Why Do Chinese Filmmakers Love Melons? and Other Questions from a New Digital Archive of Early Cinema

How did the early decades of Chinese cinema differ from anywhere else in the world? How can we make meaningful distinctions ‒ or connections ‒ between the cinematic languages of different film industries? Take melons. Why do they roll through Chinese cinema history, from early days to the twenty-first century? And how does their meaning in Chinese films like Laborer’s Love (1922) or Rickshaw Boy (1982), differ from, say, North American films like Melvin van Peebles’ Watermelon Man (1970)? When it comes to cinematic language, can we really compare melons and melons? In this presentation, Christopher Rea will share techniques for developing an original research project, using illustrative examples from a new digital humanities archive on early Chinese cinema.
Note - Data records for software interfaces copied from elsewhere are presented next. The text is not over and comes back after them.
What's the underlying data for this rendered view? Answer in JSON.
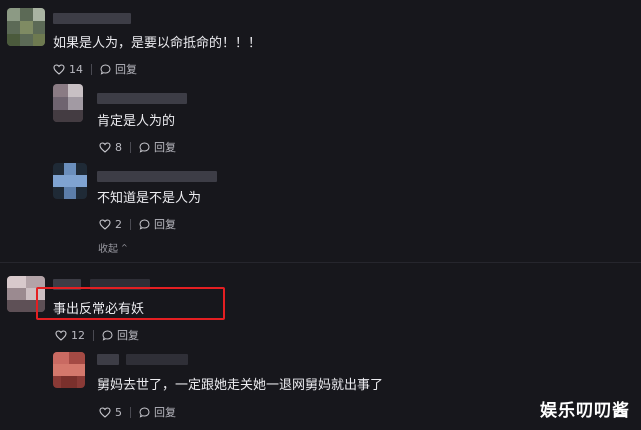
{
  "comments": [
    {
      "text": "如果是人为，是要以命抵命的！！！",
      "likes": "14",
      "reply_label": "回复",
      "replies": [
        {
          "text": "肯定是人为的",
          "likes": "8",
          "reply_label": "回复"
        },
        {
          "text": "不知道是不是人为",
          "likes": "2",
          "reply_label": "回复"
        }
      ],
      "collapse_label": "收起",
      "collapse_arrow": "^"
    },
    {
      "text": "事出反常必有妖",
      "likes": "12",
      "reply_label": "回复",
      "highlight_color": "#e41f22",
      "replies": [
        {
          "text": "舅妈去世了，一定跟她走关她一退网舅妈就出事了",
          "likes": "5",
          "reply_label": "回复"
        }
      ]
    }
  ],
  "watermark": "娱乐叨叨酱",
  "icons": {
    "like": "heart-outline-icon",
    "reply": "speech-bubble-icon"
  },
  "colors": {
    "background": "#17171c",
    "text": "#ececf0",
    "muted": "#b9b9c0",
    "highlight": "#e41f22"
  }
}
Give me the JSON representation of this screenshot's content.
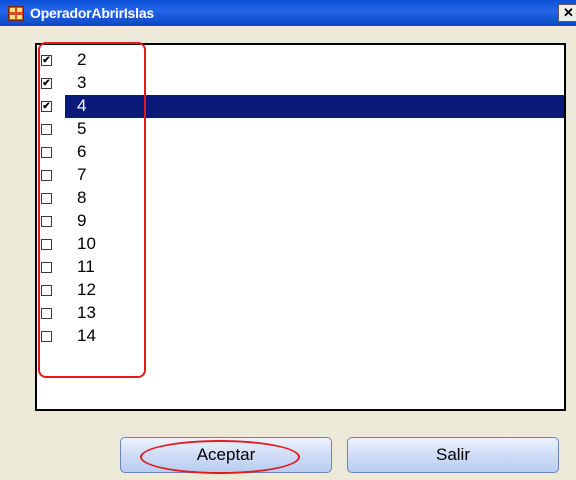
{
  "window": {
    "title": "OperadorAbrirIslas",
    "close_glyph": "✕"
  },
  "list": {
    "items": [
      {
        "label": "2",
        "checked": true,
        "selected": false
      },
      {
        "label": "3",
        "checked": true,
        "selected": false
      },
      {
        "label": "4",
        "checked": true,
        "selected": true
      },
      {
        "label": "5",
        "checked": false,
        "selected": false
      },
      {
        "label": "6",
        "checked": false,
        "selected": false
      },
      {
        "label": "7",
        "checked": false,
        "selected": false
      },
      {
        "label": "8",
        "checked": false,
        "selected": false
      },
      {
        "label": "9",
        "checked": false,
        "selected": false
      },
      {
        "label": "10",
        "checked": false,
        "selected": false
      },
      {
        "label": "11",
        "checked": false,
        "selected": false
      },
      {
        "label": "12",
        "checked": false,
        "selected": false
      },
      {
        "label": "13",
        "checked": false,
        "selected": false
      },
      {
        "label": "14",
        "checked": false,
        "selected": false
      }
    ]
  },
  "buttons": {
    "accept_label": "Aceptar",
    "exit_label": "Salir"
  },
  "colors": {
    "selection": "#0a1a7a",
    "annotation": "#e21a1a",
    "titlebar": "#0a4fd6"
  },
  "icons": {
    "app": "window-app-icon",
    "close": "close-icon",
    "check": "checkmark-icon"
  }
}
The Chinese Film Classics Project (chinesefilmclassics.org) is an ongoing international effort to make early Chinese cinema history more accessible to the English-speaking world.

Christopher Rea is Professor of Chinese and former Director of the Centre for Chinese Research at the University of British Columbia.